WORK REQUIRED: Repeat all of the data word for word so that only the pictures are missing from the copy.

INPUT DATA START

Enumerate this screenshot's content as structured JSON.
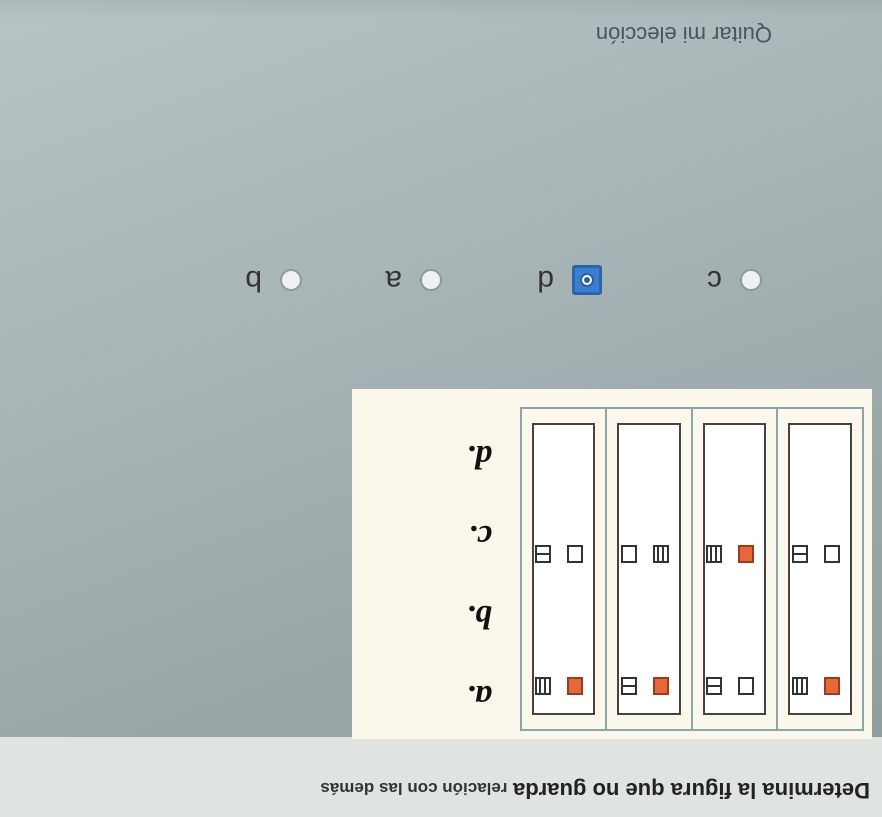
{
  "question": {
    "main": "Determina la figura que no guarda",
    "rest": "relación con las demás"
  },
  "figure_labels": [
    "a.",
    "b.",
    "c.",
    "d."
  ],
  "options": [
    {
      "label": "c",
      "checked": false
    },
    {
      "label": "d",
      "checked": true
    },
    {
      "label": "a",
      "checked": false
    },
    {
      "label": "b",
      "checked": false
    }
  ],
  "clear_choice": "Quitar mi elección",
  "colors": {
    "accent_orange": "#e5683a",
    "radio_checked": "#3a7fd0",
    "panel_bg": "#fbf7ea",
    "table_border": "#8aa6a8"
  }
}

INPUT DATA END

EXERCISE RESPONSE:
Enumerate this screenshot's content as structured JSON.
{
  "question": {
    "main": "Determina la figura que no guarda",
    "rest": "relación con las demás"
  },
  "figure_labels": [
    "a.",
    "b.",
    "c.",
    "d."
  ],
  "options": [
    {
      "label": "c",
      "checked": false
    },
    {
      "label": "d",
      "checked": true
    },
    {
      "label": "a",
      "checked": false
    },
    {
      "label": "b",
      "checked": false
    }
  ],
  "clear_choice": "Quitar mi elección",
  "colors": {
    "accent_orange": "#e5683a",
    "radio_checked": "#3a7fd0",
    "panel_bg": "#fbf7ea",
    "table_border": "#8aa6a8"
  }
}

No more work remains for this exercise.